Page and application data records
....................

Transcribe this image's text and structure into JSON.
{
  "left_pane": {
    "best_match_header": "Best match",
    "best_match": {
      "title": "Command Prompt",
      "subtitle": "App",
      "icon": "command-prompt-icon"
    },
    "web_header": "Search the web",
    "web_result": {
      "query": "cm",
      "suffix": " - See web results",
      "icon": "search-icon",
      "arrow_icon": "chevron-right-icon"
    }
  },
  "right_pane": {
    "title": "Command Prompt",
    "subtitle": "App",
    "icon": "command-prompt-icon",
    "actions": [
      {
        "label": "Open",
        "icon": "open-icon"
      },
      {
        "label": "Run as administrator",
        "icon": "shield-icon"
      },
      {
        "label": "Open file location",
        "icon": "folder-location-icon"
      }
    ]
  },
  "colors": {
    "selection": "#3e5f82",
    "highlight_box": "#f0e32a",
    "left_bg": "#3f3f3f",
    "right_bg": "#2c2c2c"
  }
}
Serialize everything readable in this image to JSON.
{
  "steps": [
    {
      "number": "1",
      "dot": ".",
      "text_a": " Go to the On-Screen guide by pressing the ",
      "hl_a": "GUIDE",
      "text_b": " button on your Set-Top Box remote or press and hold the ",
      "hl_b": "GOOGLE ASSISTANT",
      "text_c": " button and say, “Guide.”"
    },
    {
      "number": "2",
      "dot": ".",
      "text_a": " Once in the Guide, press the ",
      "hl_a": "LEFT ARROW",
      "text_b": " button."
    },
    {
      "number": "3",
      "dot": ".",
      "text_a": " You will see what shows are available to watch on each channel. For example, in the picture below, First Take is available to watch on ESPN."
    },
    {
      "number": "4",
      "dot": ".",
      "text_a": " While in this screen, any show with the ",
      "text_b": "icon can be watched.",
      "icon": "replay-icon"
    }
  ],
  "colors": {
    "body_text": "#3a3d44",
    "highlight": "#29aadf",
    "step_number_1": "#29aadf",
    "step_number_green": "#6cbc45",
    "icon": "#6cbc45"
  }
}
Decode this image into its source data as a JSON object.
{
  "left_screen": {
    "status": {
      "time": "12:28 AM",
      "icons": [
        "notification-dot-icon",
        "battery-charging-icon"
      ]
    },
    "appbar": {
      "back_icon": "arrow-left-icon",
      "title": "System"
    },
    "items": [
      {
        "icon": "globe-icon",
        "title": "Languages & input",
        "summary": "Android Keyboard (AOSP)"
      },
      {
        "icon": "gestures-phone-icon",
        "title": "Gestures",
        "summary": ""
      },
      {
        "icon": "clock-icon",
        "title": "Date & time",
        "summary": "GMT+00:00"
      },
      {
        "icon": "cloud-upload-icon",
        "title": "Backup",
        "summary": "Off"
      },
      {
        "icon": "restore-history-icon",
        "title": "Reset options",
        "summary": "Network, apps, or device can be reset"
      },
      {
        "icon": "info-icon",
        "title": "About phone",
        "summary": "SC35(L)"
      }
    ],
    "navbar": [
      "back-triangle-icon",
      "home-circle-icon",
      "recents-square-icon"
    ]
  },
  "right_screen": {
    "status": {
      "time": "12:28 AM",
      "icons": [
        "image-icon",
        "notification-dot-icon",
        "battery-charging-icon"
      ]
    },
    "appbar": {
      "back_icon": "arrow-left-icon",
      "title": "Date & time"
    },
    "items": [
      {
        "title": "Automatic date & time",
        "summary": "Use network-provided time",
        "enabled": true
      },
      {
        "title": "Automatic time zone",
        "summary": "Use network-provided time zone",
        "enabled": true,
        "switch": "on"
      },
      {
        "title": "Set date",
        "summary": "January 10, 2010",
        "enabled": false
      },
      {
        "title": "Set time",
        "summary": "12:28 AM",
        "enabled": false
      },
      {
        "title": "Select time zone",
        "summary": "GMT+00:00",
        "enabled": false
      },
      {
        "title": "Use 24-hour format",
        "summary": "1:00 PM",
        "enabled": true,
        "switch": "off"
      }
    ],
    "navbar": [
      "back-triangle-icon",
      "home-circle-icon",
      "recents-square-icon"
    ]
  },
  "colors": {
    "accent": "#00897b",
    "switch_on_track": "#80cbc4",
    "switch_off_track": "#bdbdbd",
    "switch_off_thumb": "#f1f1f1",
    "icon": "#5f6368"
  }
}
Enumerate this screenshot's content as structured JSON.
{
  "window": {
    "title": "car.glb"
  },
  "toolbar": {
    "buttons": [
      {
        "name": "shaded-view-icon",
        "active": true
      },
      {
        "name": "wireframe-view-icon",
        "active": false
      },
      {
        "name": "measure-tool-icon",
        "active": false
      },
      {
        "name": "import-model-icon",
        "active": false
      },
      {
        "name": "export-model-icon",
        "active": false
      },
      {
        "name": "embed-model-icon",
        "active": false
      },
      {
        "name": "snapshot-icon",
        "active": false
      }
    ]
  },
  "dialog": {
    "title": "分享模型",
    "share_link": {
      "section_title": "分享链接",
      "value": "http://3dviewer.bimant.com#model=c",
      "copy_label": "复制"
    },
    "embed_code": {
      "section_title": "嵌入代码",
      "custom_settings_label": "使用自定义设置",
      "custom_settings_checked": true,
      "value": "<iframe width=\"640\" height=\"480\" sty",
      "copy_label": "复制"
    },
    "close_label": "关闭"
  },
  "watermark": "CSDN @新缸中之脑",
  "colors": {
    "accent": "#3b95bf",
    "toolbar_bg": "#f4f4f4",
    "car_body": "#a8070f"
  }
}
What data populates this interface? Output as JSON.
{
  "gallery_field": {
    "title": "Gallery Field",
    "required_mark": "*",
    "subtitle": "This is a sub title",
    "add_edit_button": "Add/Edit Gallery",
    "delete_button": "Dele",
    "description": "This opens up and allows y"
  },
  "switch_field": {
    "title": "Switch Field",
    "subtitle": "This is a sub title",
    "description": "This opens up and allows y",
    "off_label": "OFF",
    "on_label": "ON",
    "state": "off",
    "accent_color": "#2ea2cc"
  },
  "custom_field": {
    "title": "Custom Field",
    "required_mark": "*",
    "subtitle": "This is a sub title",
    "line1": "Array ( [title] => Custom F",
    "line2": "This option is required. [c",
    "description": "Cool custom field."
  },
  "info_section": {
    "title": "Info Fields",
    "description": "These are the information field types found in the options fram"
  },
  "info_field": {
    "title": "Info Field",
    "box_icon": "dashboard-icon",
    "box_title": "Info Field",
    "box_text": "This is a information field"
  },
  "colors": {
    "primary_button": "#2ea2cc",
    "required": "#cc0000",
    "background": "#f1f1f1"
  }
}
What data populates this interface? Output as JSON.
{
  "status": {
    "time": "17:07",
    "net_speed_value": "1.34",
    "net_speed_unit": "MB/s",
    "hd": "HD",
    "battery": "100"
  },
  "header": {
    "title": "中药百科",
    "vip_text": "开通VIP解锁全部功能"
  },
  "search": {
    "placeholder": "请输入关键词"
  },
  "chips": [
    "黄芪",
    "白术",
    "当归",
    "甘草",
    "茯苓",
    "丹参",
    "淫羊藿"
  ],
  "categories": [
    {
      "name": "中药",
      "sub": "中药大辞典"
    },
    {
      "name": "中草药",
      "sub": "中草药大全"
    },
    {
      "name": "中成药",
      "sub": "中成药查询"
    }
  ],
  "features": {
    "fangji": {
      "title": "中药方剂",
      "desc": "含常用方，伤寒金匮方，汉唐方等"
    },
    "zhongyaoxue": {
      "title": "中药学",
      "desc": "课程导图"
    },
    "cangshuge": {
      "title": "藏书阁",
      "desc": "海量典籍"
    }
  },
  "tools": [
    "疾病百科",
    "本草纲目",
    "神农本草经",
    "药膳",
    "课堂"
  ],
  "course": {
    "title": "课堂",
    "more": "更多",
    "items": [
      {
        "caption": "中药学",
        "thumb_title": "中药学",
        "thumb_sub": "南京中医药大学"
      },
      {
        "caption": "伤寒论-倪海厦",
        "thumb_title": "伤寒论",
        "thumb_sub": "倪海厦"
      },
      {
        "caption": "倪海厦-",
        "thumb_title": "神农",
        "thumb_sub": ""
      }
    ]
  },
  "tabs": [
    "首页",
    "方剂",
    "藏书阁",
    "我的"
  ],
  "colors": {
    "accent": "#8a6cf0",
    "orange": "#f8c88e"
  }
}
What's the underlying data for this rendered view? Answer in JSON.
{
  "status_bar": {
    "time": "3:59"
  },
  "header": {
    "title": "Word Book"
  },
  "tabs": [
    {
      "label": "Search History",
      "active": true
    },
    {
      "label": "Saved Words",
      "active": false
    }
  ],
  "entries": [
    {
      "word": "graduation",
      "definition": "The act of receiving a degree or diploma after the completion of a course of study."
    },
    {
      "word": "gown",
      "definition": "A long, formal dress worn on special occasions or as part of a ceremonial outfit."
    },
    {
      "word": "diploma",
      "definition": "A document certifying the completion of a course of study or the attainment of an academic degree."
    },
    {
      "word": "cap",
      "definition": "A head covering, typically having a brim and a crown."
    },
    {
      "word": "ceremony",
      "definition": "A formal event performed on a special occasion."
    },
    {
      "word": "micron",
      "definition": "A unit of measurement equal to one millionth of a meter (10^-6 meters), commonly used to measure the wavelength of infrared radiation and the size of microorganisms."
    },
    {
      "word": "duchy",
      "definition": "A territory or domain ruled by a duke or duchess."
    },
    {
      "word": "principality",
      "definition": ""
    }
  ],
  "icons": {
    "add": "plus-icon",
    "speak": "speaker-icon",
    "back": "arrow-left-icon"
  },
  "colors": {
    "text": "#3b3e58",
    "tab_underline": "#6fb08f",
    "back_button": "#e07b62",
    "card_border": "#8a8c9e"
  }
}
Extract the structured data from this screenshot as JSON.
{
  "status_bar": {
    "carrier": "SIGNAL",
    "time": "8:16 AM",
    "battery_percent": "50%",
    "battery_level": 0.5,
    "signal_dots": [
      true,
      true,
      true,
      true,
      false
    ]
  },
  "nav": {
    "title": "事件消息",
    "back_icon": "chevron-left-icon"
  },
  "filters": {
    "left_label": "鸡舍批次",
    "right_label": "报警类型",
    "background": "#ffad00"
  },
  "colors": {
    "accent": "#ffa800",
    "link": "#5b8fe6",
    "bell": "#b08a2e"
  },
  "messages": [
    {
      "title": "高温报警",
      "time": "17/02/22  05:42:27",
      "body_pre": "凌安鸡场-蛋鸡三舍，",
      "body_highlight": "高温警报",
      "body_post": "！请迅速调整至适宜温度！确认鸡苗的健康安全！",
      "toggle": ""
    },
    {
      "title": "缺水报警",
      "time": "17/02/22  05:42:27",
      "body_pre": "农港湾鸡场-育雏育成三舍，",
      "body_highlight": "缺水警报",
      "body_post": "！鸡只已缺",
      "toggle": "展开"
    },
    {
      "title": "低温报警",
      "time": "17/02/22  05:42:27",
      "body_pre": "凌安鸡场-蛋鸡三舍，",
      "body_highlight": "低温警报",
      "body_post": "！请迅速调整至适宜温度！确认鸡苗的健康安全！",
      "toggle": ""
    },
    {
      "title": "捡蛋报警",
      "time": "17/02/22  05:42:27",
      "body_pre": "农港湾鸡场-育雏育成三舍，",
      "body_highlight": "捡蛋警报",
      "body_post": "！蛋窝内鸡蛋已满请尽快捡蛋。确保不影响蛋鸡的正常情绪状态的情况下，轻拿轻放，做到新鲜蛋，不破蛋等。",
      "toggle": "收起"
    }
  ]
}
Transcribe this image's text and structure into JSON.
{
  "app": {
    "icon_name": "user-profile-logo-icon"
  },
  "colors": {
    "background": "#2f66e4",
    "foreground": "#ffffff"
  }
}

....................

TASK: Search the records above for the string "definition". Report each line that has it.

EXERCISE RESULT:
      "definition": "The act of receiving a degree or diploma after the completion of a course of study."
      "definition": "A long, formal dress worn on special occasions or as part of a ceremonial outfit."
      "definition": "A document certifying the completion of a course of study or the attainment of an academic degree."
      "definition": "A head covering, typically having a brim and a crown."
      "definition": "A formal event performed on a special occasion."
      "definition": "A unit of measurement equal to one millionth of a meter (10^-6 meters), commonly used to measure the wavelength of infrared radiation and the size of microorganisms."
      "definition": "A territory or domain ruled by a duke or duchess."
      "definition": ""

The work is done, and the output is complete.